State insurance officials obtained ownership of the water park and golf course last year when they seized the assets of Southern American Insurance. Insurance officials said Victor Borcherds, owner of Southern American, used the company's funds to purchase Seven Peaks Hotel and to build the golf course and water park. Borcherds failed to clear the loans, so insurance officials are liquidating the assets to repay more than $1 billion in claims.
Clark approved the sale of the hotel to Kahler Corporation out of Minnesota and BMT Investments of Orem for $6.1 million. The hotel is now operated as the Provo Park Hotel. The 82-acre golf course was sold to McQuarrie and his partners for $2.1 million.
Initially, Clark approved an offer from a group of NuSkin International executives to purchase the 23-acre water park for $1.95 million. In February, however, he decided to accept a higher offer of $2.6 million from Golfland Entertainment Center Inc. from Arizona.
A few weeks later Clark's decision was appealed by another bidder, Peak Investments, led by former Brigham Young University football star Jason Buck. Buck's group said the terms of the sale to Golfland were not consistent with the offer approved by Clark. Arguments on Buck's appeal where heard last week and Clark ruled Monday that the sale of the water park is still pending.
"Until we read the court transcript and have an opportunity to meet and discuss it we don't really know what his ruling means," Stillman said.
Stillman said the ruling likely means the Insurance Department can submit to Clark for approval the terms of the sale to Golfland, or it can reopen the bidding process. Insurance officials might allow Golfland and Peak to negotiate between themselves. Peak attorneys said in court Monday that they are willing to pay a higher price for the park than Golfland's bid.
The Insurance Department might choose to operate the park through this summer and try to resolve the dispute during the winter.
"The water park will be sold, but it might not be this year," Stillman said.
If Golfland purchases the park, it likely will construct a miniature golf course on the softball diamonds located west of the water slides, Mix said.
"Miniature golf is their specialty, so I'd be surprised if they didn't build one here," he said.
If the golf business is lucrative, McQuarrie said Seven Peaks Golf Course might remain open past next year. Right now, however, investors are hoping for a zone change where they can construct single-family homes and townhouses on the property.

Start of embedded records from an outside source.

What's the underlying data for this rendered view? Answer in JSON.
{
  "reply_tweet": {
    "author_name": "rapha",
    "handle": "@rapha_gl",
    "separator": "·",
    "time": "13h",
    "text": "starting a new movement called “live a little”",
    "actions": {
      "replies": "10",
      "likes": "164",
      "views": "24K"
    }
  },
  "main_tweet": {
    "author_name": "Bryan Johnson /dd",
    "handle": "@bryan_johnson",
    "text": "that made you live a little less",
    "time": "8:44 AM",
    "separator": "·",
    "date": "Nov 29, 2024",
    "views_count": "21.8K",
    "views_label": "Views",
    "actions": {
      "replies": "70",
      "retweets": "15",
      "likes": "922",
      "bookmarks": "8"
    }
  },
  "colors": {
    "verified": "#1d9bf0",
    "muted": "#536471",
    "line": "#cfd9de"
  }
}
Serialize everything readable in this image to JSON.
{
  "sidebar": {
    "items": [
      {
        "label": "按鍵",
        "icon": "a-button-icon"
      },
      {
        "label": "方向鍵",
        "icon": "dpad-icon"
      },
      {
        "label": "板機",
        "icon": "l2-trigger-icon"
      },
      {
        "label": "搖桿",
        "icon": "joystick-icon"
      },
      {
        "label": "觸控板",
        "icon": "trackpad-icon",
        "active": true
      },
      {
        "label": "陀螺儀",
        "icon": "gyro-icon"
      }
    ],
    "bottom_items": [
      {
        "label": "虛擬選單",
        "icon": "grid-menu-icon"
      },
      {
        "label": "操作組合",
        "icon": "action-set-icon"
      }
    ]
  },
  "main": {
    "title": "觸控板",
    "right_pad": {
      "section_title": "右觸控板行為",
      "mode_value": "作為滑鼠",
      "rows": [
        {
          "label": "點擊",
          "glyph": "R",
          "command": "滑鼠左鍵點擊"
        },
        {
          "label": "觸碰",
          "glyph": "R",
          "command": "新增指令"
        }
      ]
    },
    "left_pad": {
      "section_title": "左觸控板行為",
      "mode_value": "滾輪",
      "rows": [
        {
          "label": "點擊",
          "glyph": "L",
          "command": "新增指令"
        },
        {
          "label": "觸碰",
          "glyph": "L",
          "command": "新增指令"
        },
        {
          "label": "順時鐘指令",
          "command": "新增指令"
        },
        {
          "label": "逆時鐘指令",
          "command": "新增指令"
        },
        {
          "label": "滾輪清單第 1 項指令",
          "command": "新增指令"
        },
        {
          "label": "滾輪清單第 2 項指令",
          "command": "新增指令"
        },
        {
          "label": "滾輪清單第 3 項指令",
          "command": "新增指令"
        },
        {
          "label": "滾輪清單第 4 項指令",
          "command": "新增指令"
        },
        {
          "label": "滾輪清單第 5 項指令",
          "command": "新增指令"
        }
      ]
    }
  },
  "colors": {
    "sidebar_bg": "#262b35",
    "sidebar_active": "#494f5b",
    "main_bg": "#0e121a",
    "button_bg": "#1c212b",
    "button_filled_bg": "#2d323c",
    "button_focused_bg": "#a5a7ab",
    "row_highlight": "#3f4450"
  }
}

If the housing project goes through, developers plan to preserve three to six holes of the 18-hole course for private use by the residents.
"We'll try to keep nine open, but we don't know if that is possible," McQuarrie said.